Getting them to work from 6am to 6pm is no big deal. Fixing health at the very basic level is my dream. All this is motivated by the experiences I picked in Cuba and Thailand. Makueni Governor Kivutha Kibwana even attempted to implement that. I will keep it simple.
Whatever a governor does will be useless if residents of his or her county are not healthy.
I will also want to spend time delivering water to locals, especially poor households.
You want to run on a Jubilee ticket in Azimio La Umoja Movement. Why is that so? How do you also deal with the perception that Azimio is not popular among residents of Mt Kenya?
That is far from the truth. The only reason for the perception is that there has not been an alternative. But this is going to change. I believe in Azimio because I know what it meant before the March 9, 2018 handshake between President Kenyatta and Orange Democratic Movement (ODM) leader Raila Odinga in matters development and running the government.

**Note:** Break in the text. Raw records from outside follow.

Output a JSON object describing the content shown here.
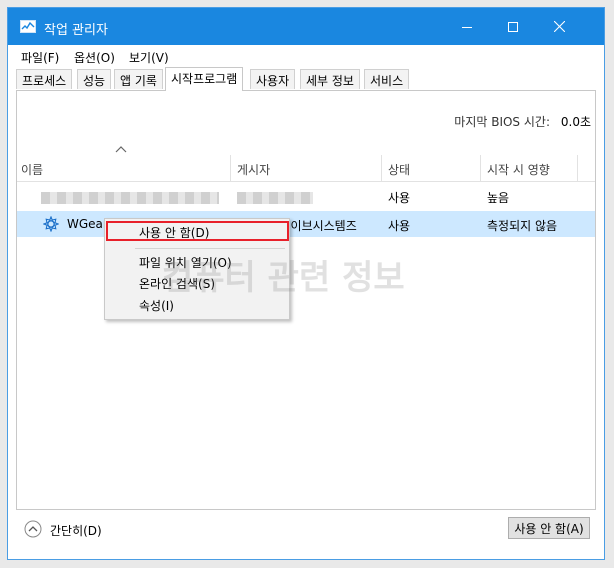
{
  "window": {
    "title": "작업 관리자",
    "icon": "task-manager-icon"
  },
  "menu": [
    "파일(F)",
    "옵션(O)",
    "보기(V)"
  ],
  "tabs": [
    {
      "label": "프로세스"
    },
    {
      "label": "성능"
    },
    {
      "label": "앱 기록"
    },
    {
      "label": "시작프로그램",
      "active": true
    },
    {
      "label": "사용자"
    },
    {
      "label": "세부 정보"
    },
    {
      "label": "서비스"
    }
  ],
  "bios": {
    "label": "마지막 BIOS 시간:",
    "value": "0.0초"
  },
  "columns": [
    "이름",
    "게시자",
    "상태",
    "시작 시 영향"
  ],
  "rows": [
    {
      "name": "",
      "publisher": "",
      "status": "사용",
      "impact": "높음",
      "blurred": true
    },
    {
      "name": "WGear",
      "publisher": "(주)인스웨이브시스템즈",
      "status": "사용",
      "impact": "측정되지 않음",
      "selected": true,
      "icon": "wgear-icon"
    }
  ],
  "context_menu": {
    "items": [
      "사용 안 함(D)",
      "파일 위치 열기(O)",
      "온라인 검색(S)",
      "속성(I)"
    ],
    "highlighted": "사용 안 함(D)"
  },
  "watermark": "컴퓨터 관련 정보",
  "footer": {
    "toggle_label": "간단히(D)",
    "action_button": "사용 안 함(A)"
  },
  "colors": {
    "titlebar": "#1a87e0",
    "selection": "#cde8ff",
    "highlight_border": "#e8202a"
  }
}
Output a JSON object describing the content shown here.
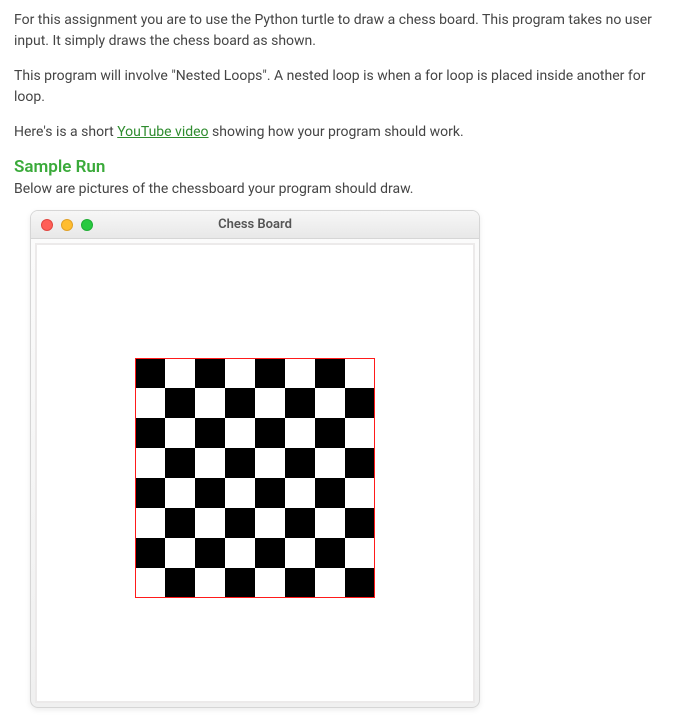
{
  "paragraphs": {
    "p1": "For this assignment you are to use the Python turtle to draw a chess board. This program takes no user input. It simply draws the chess board as shown.",
    "p2a": "This program will involve \"Nested Loops\". A nested loop is when a for loop is placed inside another for loop.",
    "p3a": "Here's is a short ",
    "p3_link": "YouTube video",
    "p3b": " showing how your program should work."
  },
  "heading": "Sample Run",
  "subtext": "Below are pictures of the chessboard your program should draw.",
  "window": {
    "title": "Chess Board"
  },
  "chart_data": {
    "type": "heatmap",
    "title": "Chess Board",
    "rows": 8,
    "cols": 8,
    "border_color": "#ff1a1a",
    "colors": {
      "0": "#ffffff",
      "1": "#000000"
    },
    "grid": [
      [
        1,
        0,
        1,
        0,
        1,
        0,
        1,
        0
      ],
      [
        0,
        1,
        0,
        1,
        0,
        1,
        0,
        1
      ],
      [
        1,
        0,
        1,
        0,
        1,
        0,
        1,
        0
      ],
      [
        0,
        1,
        0,
        1,
        0,
        1,
        0,
        1
      ],
      [
        1,
        0,
        1,
        0,
        1,
        0,
        1,
        0
      ],
      [
        0,
        1,
        0,
        1,
        0,
        1,
        0,
        1
      ],
      [
        1,
        0,
        1,
        0,
        1,
        0,
        1,
        0
      ],
      [
        0,
        1,
        0,
        1,
        0,
        1,
        0,
        1
      ]
    ]
  }
}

The handshake worked miracles. I also believe in Azimio because the person who has made a lot of sacrifices for the country and is still living should be given a chance to live his dream. Every successive government has recognised that he cannot be ignored.
That is why what the ODM leader says means much to many and the country.
I am also opposed to the attempted takeover of government through machinations.
Experience shows that overconfidence can lead to problems.
Your brother is standing for an elective position on a UDA ticket, and you’re in Jubilee. Does it matter to the family?
Of course, it matters. I don’t know if he is okay. He is actively involved in UDA at the moment. I had a talk with him before he took the decision to shift to UDA. That was before the Azimio La Umoja hopeful declared his interest in the presidency and before the Coalitions Bill made its way to the Cabinet and the National Assembly.
He said the locals urged him to go for the seat and I told him the work of a leader is to lead. It is his democratic right and space. Hopefully, he will run out the whole course. Maybe he will not. It’s okay.
Does this leave your family divided?
We are careful about this. We are careful to endure it does not split our family. The family remains after politics. After making our choices, there is still family. That is why my sister is an agronomist, I am a marketer and my brother is a teacher and we are still okay.
Do you have a running mate? Who is it?
That is still a secret.
What’s your last word?
I can’t end the conversation without speaking about the need for more women to come to the political scene. Let them not expect to be treated differently. But their security should be assured and guaranteed.